St. Augustine Beach commissioners argue over civic association and farmers market

The odds of Wednesday farmers markets surviving in St. Augustine Beach seem better after a County Commission meeting on Tuesday, but issues surrounding the event’s management stoked arguments the night before among the St. Augustine Beach commissioners.


Monday’s beach meeting was peppered with bickering among commissioners, loud public comment and shouts and grumbling from the audience — Mayor Rich O’Brien had one man escorted out after the man exchanged words with him during public comment.

At issue was a request by the St. Augustine Beach Civic Association that the City Commission adopt a resolution which would support the group’s effort to work out a new lease with St. Johns County to hold the markets. The resolution would also have supported a temporary lease extension and reduced rent rates if the county begins requiring rent from the civic association.

The discussion came late in the meeting, and O’Brien and Commissioner Gary Snodgrass tried to change city procedure to allow for a vote as the clock edged toward midnight. Three commissioners voted against the motion, some citing the late hour and noting the tension on the dais.

The county controls the property near the pier where the farmers markets are held, and has allowed the civic association to operate the markets rent-free.

A recent notice from County Administrator Michael Wanchick notified the civic association that he wouldn’t recommend renewing the agreement, which was to end in July. That news resulted in an online petition to save the market alongside other efforts. At Tuesday’s St. Johns County Commission meeting, Wanchick said he would extend the lease for five or six months and use that time to work through issues with the civic association and come up with a long-term solution.

Feelings were mixed about the future of the market in St. Augustine Beach.

“They [the civic association] get that space for free, and they charge other people and that is public land,” Vice Mayor Undine George said.

“We’ve already agreed to that,” Snodgrass said.

“What do you mean we’ve agreed to it? We haven’t agreed to anything,” George said. “This is the county. … We’re interjecting ourselves into the county. Each of us can communicate. The mayor took a leap of faith and sent on city letterhead without consensus a letter on behalf of the city … “

“I’m grateful that he did that, by the way,” Snodgrass said.

George said previous agreements between the civic association and the county put money toward Pier Park improvements.

“Now there’s no … profits turned over for the benefit of the county,” George said. “It’s all kept in house. So was it appropriate for Wanchick to say, ‘You know what? I’m not going to rubber stamp a renewal of a 10-year lease that gives all the profit to a private organization without competition, without examination of the other options. Quite frankly, I think that was appropriate. Do I want to see the farmers market to go away?

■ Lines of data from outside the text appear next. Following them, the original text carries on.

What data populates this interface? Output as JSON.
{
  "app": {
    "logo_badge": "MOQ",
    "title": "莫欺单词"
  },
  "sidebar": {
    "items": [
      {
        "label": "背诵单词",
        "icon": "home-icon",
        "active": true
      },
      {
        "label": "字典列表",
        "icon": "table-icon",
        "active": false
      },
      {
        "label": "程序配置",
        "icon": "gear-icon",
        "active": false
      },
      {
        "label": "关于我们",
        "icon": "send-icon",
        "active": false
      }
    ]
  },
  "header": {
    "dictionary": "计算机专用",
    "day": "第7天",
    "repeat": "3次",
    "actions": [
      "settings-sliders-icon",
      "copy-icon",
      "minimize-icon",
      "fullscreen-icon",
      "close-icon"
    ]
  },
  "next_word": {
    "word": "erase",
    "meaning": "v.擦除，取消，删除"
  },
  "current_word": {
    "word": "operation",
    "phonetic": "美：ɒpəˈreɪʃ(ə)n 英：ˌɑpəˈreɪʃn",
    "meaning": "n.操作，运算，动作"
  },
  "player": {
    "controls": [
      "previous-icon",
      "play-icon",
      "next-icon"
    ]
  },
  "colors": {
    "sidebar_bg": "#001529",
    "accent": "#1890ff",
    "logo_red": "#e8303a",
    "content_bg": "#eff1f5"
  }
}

Absolutely not.”

Bill Jones, civic association president, has pointed out that the association gives money to the city and nonprofits such as the Betty Griffin House, and sponsors community events.

Snodgrass said he supports the civic association and not just the farmers markets. He referred to “thousands of people” who go to civic association events such as the summer concert series and farmers markets.

Commissioner Maggie Kostka said she is not against the civic association and supports working out a solution, but she said it would be presumptuous for St. Augustine Beach to voice their position on Monday.

Snodgrass said it would be “shameful” not to act on behalf of the civic association.

George said she disagreed and said she thought Snodgrass was being “blinded” — and she cited the late hour.

“I’ll stay here all night … if that’s what it takes,” Snodgrass said.

After 11 p.m., commissioners aren’t supposed to make a decision, officials said. Commissioners can waive the rule, City Attorney Jim Wilson said.

Commissioner Margaret England said she didn’t want to change the city’s “rules on the fly” and supported taking a breather on the discussion.

“I’m afraid this is going to get out of control,” she said.

Still, Snodgrass made a motion to change the rules so that the commission could resolve the issue after 11 p.m.

“That’s heresy,” someone yelled from the audience.

The commission voted 3-2 against Snodgrass’ motion, and didn’t allow public comment before the vote. O’Brien and Snodgrass voted to waive the time rule for the night.

Applause rose from the audience before O’Brien adjourned the meeting.

Reporter Jake Martin contributed to this report.